==== Extracted entries ====
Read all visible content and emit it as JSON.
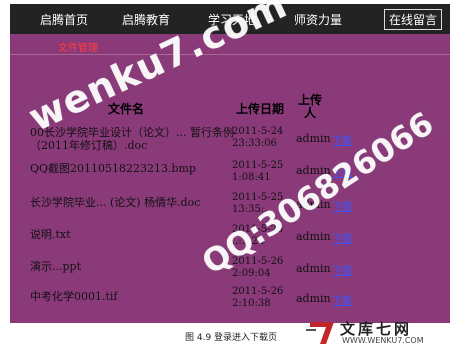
{
  "nav": {
    "items": [
      {
        "label": "启腾首页"
      },
      {
        "label": "启腾教育"
      },
      {
        "label": "学习天地"
      },
      {
        "label": "师资力量"
      },
      {
        "label": "在线留言"
      }
    ]
  },
  "panel": {
    "title": "文件管理",
    "headers": {
      "name": "文件名",
      "date": "上传日期",
      "uploader": "上传人"
    },
    "rows": [
      {
        "name": "00长沙学院毕业设计（论文）... 暂行条例（2011年修订稿）.doc",
        "date": "2011-5-24 23:33:06",
        "uploader": "admin",
        "download": "下载"
      },
      {
        "name": "QQ截图20110518223213.bmp",
        "date": "2011-5-25 1:08:41",
        "uploader": "admin",
        "download": "下载"
      },
      {
        "name": "长沙学院毕业... (论文) 杨倩华.doc",
        "date": "2011-5-25 13:35:..",
        "uploader": "admin",
        "download": "下载"
      },
      {
        "name": "说明.txt",
        "date": "2011-5-25 ..:..:24",
        "uploader": "admin",
        "download": "下载"
      },
      {
        "name": "演示...ppt",
        "date": "2011-5-26 2:09:04",
        "uploader": "admin",
        "download": "下载"
      },
      {
        "name": "中考化学0001.tif",
        "date": "2011-5-26 2:10:38",
        "uploader": "admin",
        "download": "下载"
      }
    ]
  },
  "caption": "图 4.9   登录进入下载页",
  "watermarks": {
    "site": "wenku7.com",
    "qq": "QQ:306826066"
  },
  "logo": {
    "text": "文库七网",
    "url": "WWW.WENKU7.COM",
    "accent": "#c0262a"
  },
  "colors": {
    "nav_bg": "#232323",
    "panel_bg": "#8a3a79",
    "title": "#ff3b3b",
    "link": "#3b55ff"
  }
}
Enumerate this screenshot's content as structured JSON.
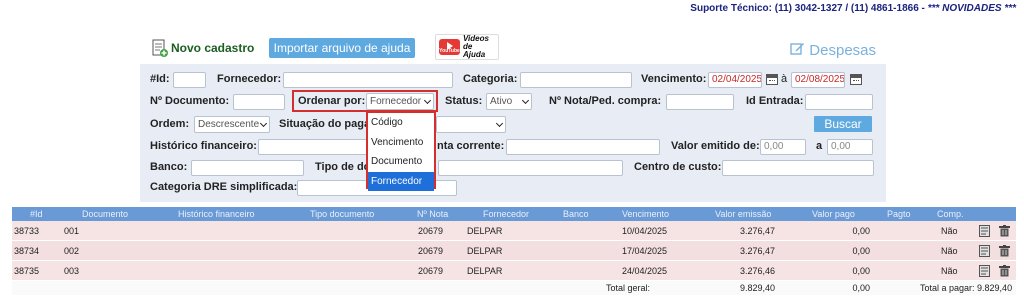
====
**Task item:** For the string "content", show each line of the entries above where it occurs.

**Expected answer:**
Read all visible content and emit it as JSON.
Enumerate this screenshot's content as structured JSON.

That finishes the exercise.